As the first movie made after The Next Generation began airing on TV, Star Trek V: The Final Frontier had a lot to live up to. With two polarizing fanbases arguing over which captain is better, William Shatner chose to take on directing duties this time around to ensure the true “Trekkies” would stand proud with the original crew, even if they all look like they’re approaching retirement age.
Newly-demoted Captain James T. Kirk (William Shatner) commands the rebuilt and barely-functional Enterprise-A on a rescue mission to the peaceful planet of Nimbus III. It turns out to be a trap set by an over-emotional Vulcan (<–yes) named Sybok (Laurence Luckinbill), who is actually Spock’s (Leonard Nimoy’s) half-brother. Sybok takes over Kirk’s ship, uses the Vulcan mind-meld to brainwash most of the crew to his cause, and leads the Enterprise to the center of their galaxy to a place called Sha Ka Ree, where Sybok believes they will literally find God.
Star Trek V is a prime example that bad direction can kill a movie. (Sorry, William Shatner.) Even when there’s high amounts of action onscreen, the whole thing comes off as dull and lifeless. Not that the script did much to help. This is the shallowest Star Trek story they’ve told so far, with events unfolding in monotonous point-form beats with nary a thought towards adding any substance. It’s more like a throwaway episode you’d prefer to forget, but they wasted it on the first movie to try to steal the spotlight back from The Next Generation. There’s no real reason for Sybok to be Spock’s brother other than to get people’s attention. Having an emotionally-charged character have the same one-sided conversation with his emotionless brother again and again really just makes Spock look like he doesn’t care about anything. So how can we? And why a Vulcan would want to find a deity worshipped by Earth-dwellers is beyond me.
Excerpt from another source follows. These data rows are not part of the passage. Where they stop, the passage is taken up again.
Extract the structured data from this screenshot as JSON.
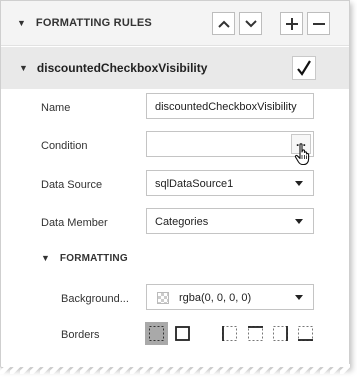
{
  "rules_section": {
    "title": "FORMATTING RULES"
  },
  "toolbar": {
    "move_up": "move up",
    "move_down": "move down",
    "add": "add",
    "remove": "remove"
  },
  "rule": {
    "name": "discountedCheckboxVisibility",
    "enabled": true
  },
  "properties": {
    "name": {
      "label": "Name",
      "value": "discountedCheckboxVisibility"
    },
    "condition": {
      "label": "Condition",
      "value": "",
      "button": "..."
    },
    "data_source": {
      "label": "Data Source",
      "value": "sqlDataSource1"
    },
    "data_member": {
      "label": "Data Member",
      "value": "Categories"
    }
  },
  "formatting": {
    "title": "FORMATTING",
    "background": {
      "label": "Background...",
      "value": "rgba(0, 0, 0, 0)"
    },
    "borders": {
      "label": "Borders"
    }
  },
  "colors": {
    "header_bg": "#f4f4f4",
    "rule_bg": "#e9e9e9",
    "active_border_btn": "#a9a9a9"
  }
}
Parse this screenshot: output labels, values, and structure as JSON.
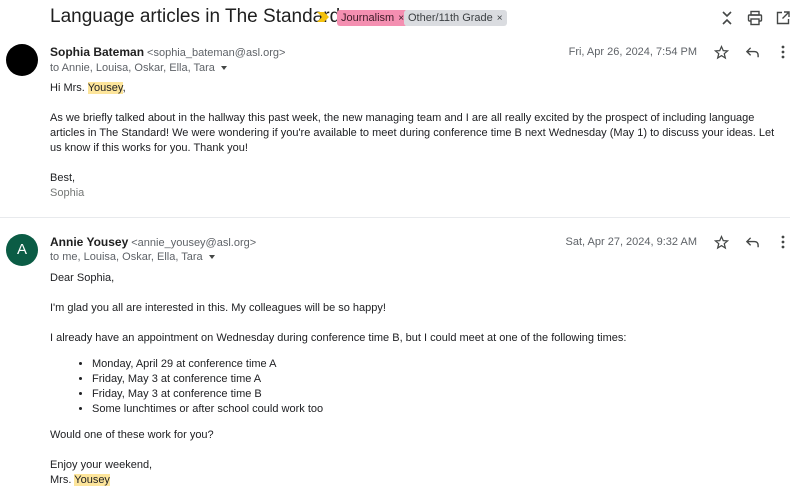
{
  "thread": {
    "subject": "Language articles in The Standard",
    "labels": [
      {
        "text": "Journalism",
        "color": "#f48fb1"
      },
      {
        "text": "Other/11th Grade",
        "color": "#dadce0"
      }
    ],
    "icons": [
      "collapse-all-icon",
      "print-icon",
      "open-in-new-window-icon"
    ]
  },
  "messages": [
    {
      "avatar_color": "#000000",
      "sender_name": "Sophia Bateman",
      "sender_email": "<sophia_bateman@asl.org>",
      "recipients": "to Annie, Louisa, Oskar, Ella, Tara",
      "date": "Fri, Apr 26, 2024, 7:54 PM",
      "greeting_prefix": "Hi Mrs. ",
      "greeting_highlight": "Yousey",
      "greeting_suffix": ",",
      "paragraph": "As we briefly talked about in the hallway this past week, the new managing team and I are all really excited by the prospect of including language articles in The Standard! We were wondering if you're available to meet during conference time B next Wednesday (May 1) to discuss your ideas. Let us know if this works for you. Thank you!",
      "closing": "Best,",
      "signature": "Sophia"
    },
    {
      "avatar_letter": "A",
      "avatar_color": "#0b5c45",
      "sender_name": "Annie Yousey",
      "sender_email": "<annie_yousey@asl.org>",
      "recipients": "to me, Louisa, Oskar, Ella, Tara",
      "date": "Sat, Apr 27, 2024, 9:32 AM",
      "greeting": "Dear Sophia,",
      "line1": "I'm glad you all are interested in this. My colleagues will be so happy!",
      "line2": "I already have an appointment on Wednesday during conference time B, but I could meet at one of the following times:",
      "options": [
        "Monday, April 29 at conference time A",
        "Friday, May 3 at conference time A",
        "Friday, May 3 at conference time B",
        "Some lunchtimes or after school could work too"
      ],
      "question": "Would one of these work for you?",
      "closing": "Enjoy your weekend,",
      "signature_prefix": "Mrs. ",
      "signature_highlight": "Yousey"
    }
  ]
}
Internet searches say this movie was inspired by the televangelist movement of the 80’s. For a movie that’s trying to focus attention away from that “other” show, it seems like the supernatural — which, to be fair, turns out wasn’t the case due to its abrupt and pointless ending (no spoilers) — is entirely the wrong direction to go in. But regardless, the entire story, which for some reason must also involve Klingons trying to track down and destroy the Enterprise, feels like the least Star Treky adventure thus far. It’s not that there’s no good in this movie. It’s always nice to see the original crew together again. A nice family dynamic is even brought to their attention. Uhura’s (Nichelle Nichols’) exotic dance in the desert is still hot, even at her age. And there are some humorous bits, especially one involving Scotty (James Doohan) walking by himself in the ship. But Star Trek IV was the light-hearted refresher that followed two simultaneous dark entries. If this was intended to continue that momentum, they did it in the most mind-boggling way possible.
“What does God need with a starship?” Boy, what a question. There are no permanent changes in this movie like in certain previous entries, so when the whole thing’s finished, you feel like you didn’t really watch anything. One could easily skip this entry and go right to Star Trek VI. But if you’re a purist, you’re going to have to put up with this entry for a couple of hours. Just don’t expect anything — and I mean anything — even remotely significant, memorable, or “spiritual”.
2 out of 5